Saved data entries
-- Opening Marker --

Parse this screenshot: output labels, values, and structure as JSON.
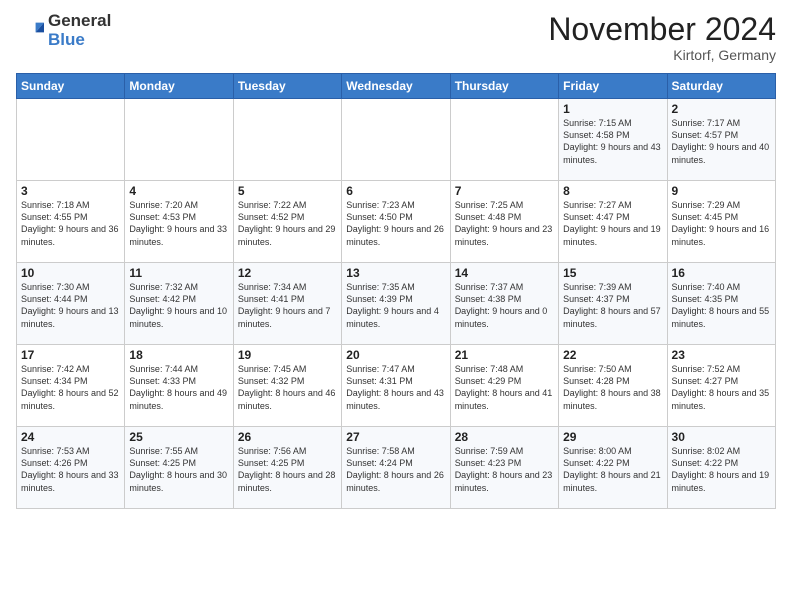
{
  "header": {
    "logo_general": "General",
    "logo_blue": "Blue",
    "month_title": "November 2024",
    "location": "Kirtorf, Germany"
  },
  "days_of_week": [
    "Sunday",
    "Monday",
    "Tuesday",
    "Wednesday",
    "Thursday",
    "Friday",
    "Saturday"
  ],
  "weeks": [
    [
      null,
      null,
      null,
      null,
      null,
      {
        "day": 1,
        "sunrise": "7:15 AM",
        "sunset": "4:58 PM",
        "daylight": "9 hours and 43 minutes."
      },
      {
        "day": 2,
        "sunrise": "7:17 AM",
        "sunset": "4:57 PM",
        "daylight": "9 hours and 40 minutes."
      }
    ],
    [
      {
        "day": 3,
        "sunrise": "7:18 AM",
        "sunset": "4:55 PM",
        "daylight": "9 hours and 36 minutes."
      },
      {
        "day": 4,
        "sunrise": "7:20 AM",
        "sunset": "4:53 PM",
        "daylight": "9 hours and 33 minutes."
      },
      {
        "day": 5,
        "sunrise": "7:22 AM",
        "sunset": "4:52 PM",
        "daylight": "9 hours and 29 minutes."
      },
      {
        "day": 6,
        "sunrise": "7:23 AM",
        "sunset": "4:50 PM",
        "daylight": "9 hours and 26 minutes."
      },
      {
        "day": 7,
        "sunrise": "7:25 AM",
        "sunset": "4:48 PM",
        "daylight": "9 hours and 23 minutes."
      },
      {
        "day": 8,
        "sunrise": "7:27 AM",
        "sunset": "4:47 PM",
        "daylight": "9 hours and 19 minutes."
      },
      {
        "day": 9,
        "sunrise": "7:29 AM",
        "sunset": "4:45 PM",
        "daylight": "9 hours and 16 minutes."
      }
    ],
    [
      {
        "day": 10,
        "sunrise": "7:30 AM",
        "sunset": "4:44 PM",
        "daylight": "9 hours and 13 minutes."
      },
      {
        "day": 11,
        "sunrise": "7:32 AM",
        "sunset": "4:42 PM",
        "daylight": "9 hours and 10 minutes."
      },
      {
        "day": 12,
        "sunrise": "7:34 AM",
        "sunset": "4:41 PM",
        "daylight": "9 hours and 7 minutes."
      },
      {
        "day": 13,
        "sunrise": "7:35 AM",
        "sunset": "4:39 PM",
        "daylight": "9 hours and 4 minutes."
      },
      {
        "day": 14,
        "sunrise": "7:37 AM",
        "sunset": "4:38 PM",
        "daylight": "9 hours and 0 minutes."
      },
      {
        "day": 15,
        "sunrise": "7:39 AM",
        "sunset": "4:37 PM",
        "daylight": "8 hours and 57 minutes."
      },
      {
        "day": 16,
        "sunrise": "7:40 AM",
        "sunset": "4:35 PM",
        "daylight": "8 hours and 55 minutes."
      }
    ],
    [
      {
        "day": 17,
        "sunrise": "7:42 AM",
        "sunset": "4:34 PM",
        "daylight": "8 hours and 52 minutes."
      },
      {
        "day": 18,
        "sunrise": "7:44 AM",
        "sunset": "4:33 PM",
        "daylight": "8 hours and 49 minutes."
      },
      {
        "day": 19,
        "sunrise": "7:45 AM",
        "sunset": "4:32 PM",
        "daylight": "8 hours and 46 minutes."
      },
      {
        "day": 20,
        "sunrise": "7:47 AM",
        "sunset": "4:31 PM",
        "daylight": "8 hours and 43 minutes."
      },
      {
        "day": 21,
        "sunrise": "7:48 AM",
        "sunset": "4:29 PM",
        "daylight": "8 hours and 41 minutes."
      },
      {
        "day": 22,
        "sunrise": "7:50 AM",
        "sunset": "4:28 PM",
        "daylight": "8 hours and 38 minutes."
      },
      {
        "day": 23,
        "sunrise": "7:52 AM",
        "sunset": "4:27 PM",
        "daylight": "8 hours and 35 minutes."
      }
    ],
    [
      {
        "day": 24,
        "sunrise": "7:53 AM",
        "sunset": "4:26 PM",
        "daylight": "8 hours and 33 minutes."
      },
      {
        "day": 25,
        "sunrise": "7:55 AM",
        "sunset": "4:25 PM",
        "daylight": "8 hours and 30 minutes."
      },
      {
        "day": 26,
        "sunrise": "7:56 AM",
        "sunset": "4:25 PM",
        "daylight": "8 hours and 28 minutes."
      },
      {
        "day": 27,
        "sunrise": "7:58 AM",
        "sunset": "4:24 PM",
        "daylight": "8 hours and 26 minutes."
      },
      {
        "day": 28,
        "sunrise": "7:59 AM",
        "sunset": "4:23 PM",
        "daylight": "8 hours and 23 minutes."
      },
      {
        "day": 29,
        "sunrise": "8:00 AM",
        "sunset": "4:22 PM",
        "daylight": "8 hours and 21 minutes."
      },
      {
        "day": 30,
        "sunrise": "8:02 AM",
        "sunset": "4:22 PM",
        "daylight": "8 hours and 19 minutes."
      }
    ]
  ]
}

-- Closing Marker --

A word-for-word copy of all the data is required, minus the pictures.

Parse this screenshot: output labels, values, and structure as JSON.
{
  "header": {
    "logo_general": "General",
    "logo_blue": "Blue",
    "month_title": "November 2024",
    "location": "Kirtorf, Germany"
  },
  "days_of_week": [
    "Sunday",
    "Monday",
    "Tuesday",
    "Wednesday",
    "Thursday",
    "Friday",
    "Saturday"
  ],
  "weeks": [
    [
      null,
      null,
      null,
      null,
      null,
      {
        "day": 1,
        "sunrise": "7:15 AM",
        "sunset": "4:58 PM",
        "daylight": "9 hours and 43 minutes."
      },
      {
        "day": 2,
        "sunrise": "7:17 AM",
        "sunset": "4:57 PM",
        "daylight": "9 hours and 40 minutes."
      }
    ],
    [
      {
        "day": 3,
        "sunrise": "7:18 AM",
        "sunset": "4:55 PM",
        "daylight": "9 hours and 36 minutes."
      },
      {
        "day": 4,
        "sunrise": "7:20 AM",
        "sunset": "4:53 PM",
        "daylight": "9 hours and 33 minutes."
      },
      {
        "day": 5,
        "sunrise": "7:22 AM",
        "sunset": "4:52 PM",
        "daylight": "9 hours and 29 minutes."
      },
      {
        "day": 6,
        "sunrise": "7:23 AM",
        "sunset": "4:50 PM",
        "daylight": "9 hours and 26 minutes."
      },
      {
        "day": 7,
        "sunrise": "7:25 AM",
        "sunset": "4:48 PM",
        "daylight": "9 hours and 23 minutes."
      },
      {
        "day": 8,
        "sunrise": "7:27 AM",
        "sunset": "4:47 PM",
        "daylight": "9 hours and 19 minutes."
      },
      {
        "day": 9,
        "sunrise": "7:29 AM",
        "sunset": "4:45 PM",
        "daylight": "9 hours and 16 minutes."
      }
    ],
    [
      {
        "day": 10,
        "sunrise": "7:30 AM",
        "sunset": "4:44 PM",
        "daylight": "9 hours and 13 minutes."
      },
      {
        "day": 11,
        "sunrise": "7:32 AM",
        "sunset": "4:42 PM",
        "daylight": "9 hours and 10 minutes."
      },
      {
        "day": 12,
        "sunrise": "7:34 AM",
        "sunset": "4:41 PM",
        "daylight": "9 hours and 7 minutes."
      },
      {
        "day": 13,
        "sunrise": "7:35 AM",
        "sunset": "4:39 PM",
        "daylight": "9 hours and 4 minutes."
      },
      {
        "day": 14,
        "sunrise": "7:37 AM",
        "sunset": "4:38 PM",
        "daylight": "9 hours and 0 minutes."
      },
      {
        "day": 15,
        "sunrise": "7:39 AM",
        "sunset": "4:37 PM",
        "daylight": "8 hours and 57 minutes."
      },
      {
        "day": 16,
        "sunrise": "7:40 AM",
        "sunset": "4:35 PM",
        "daylight": "8 hours and 55 minutes."
      }
    ],
    [
      {
        "day": 17,
        "sunrise": "7:42 AM",
        "sunset": "4:34 PM",
        "daylight": "8 hours and 52 minutes."
      },
      {
        "day": 18,
        "sunrise": "7:44 AM",
        "sunset": "4:33 PM",
        "daylight": "8 hours and 49 minutes."
      },
      {
        "day": 19,
        "sunrise": "7:45 AM",
        "sunset": "4:32 PM",
        "daylight": "8 hours and 46 minutes."
      },
      {
        "day": 20,
        "sunrise": "7:47 AM",
        "sunset": "4:31 PM",
        "daylight": "8 hours and 43 minutes."
      },
      {
        "day": 21,
        "sunrise": "7:48 AM",
        "sunset": "4:29 PM",
        "daylight": "8 hours and 41 minutes."
      },
      {
        "day": 22,
        "sunrise": "7:50 AM",
        "sunset": "4:28 PM",
        "daylight": "8 hours and 38 minutes."
      },
      {
        "day": 23,
        "sunrise": "7:52 AM",
        "sunset": "4:27 PM",
        "daylight": "8 hours and 35 minutes."
      }
    ],
    [
      {
        "day": 24,
        "sunrise": "7:53 AM",
        "sunset": "4:26 PM",
        "daylight": "8 hours and 33 minutes."
      },
      {
        "day": 25,
        "sunrise": "7:55 AM",
        "sunset": "4:25 PM",
        "daylight": "8 hours and 30 minutes."
      },
      {
        "day": 26,
        "sunrise": "7:56 AM",
        "sunset": "4:25 PM",
        "daylight": "8 hours and 28 minutes."
      },
      {
        "day": 27,
        "sunrise": "7:58 AM",
        "sunset": "4:24 PM",
        "daylight": "8 hours and 26 minutes."
      },
      {
        "day": 28,
        "sunrise": "7:59 AM",
        "sunset": "4:23 PM",
        "daylight": "8 hours and 23 minutes."
      },
      {
        "day": 29,
        "sunrise": "8:00 AM",
        "sunset": "4:22 PM",
        "daylight": "8 hours and 21 minutes."
      },
      {
        "day": 30,
        "sunrise": "8:02 AM",
        "sunset": "4:22 PM",
        "daylight": "8 hours and 19 minutes."
      }
    ]
  ]
}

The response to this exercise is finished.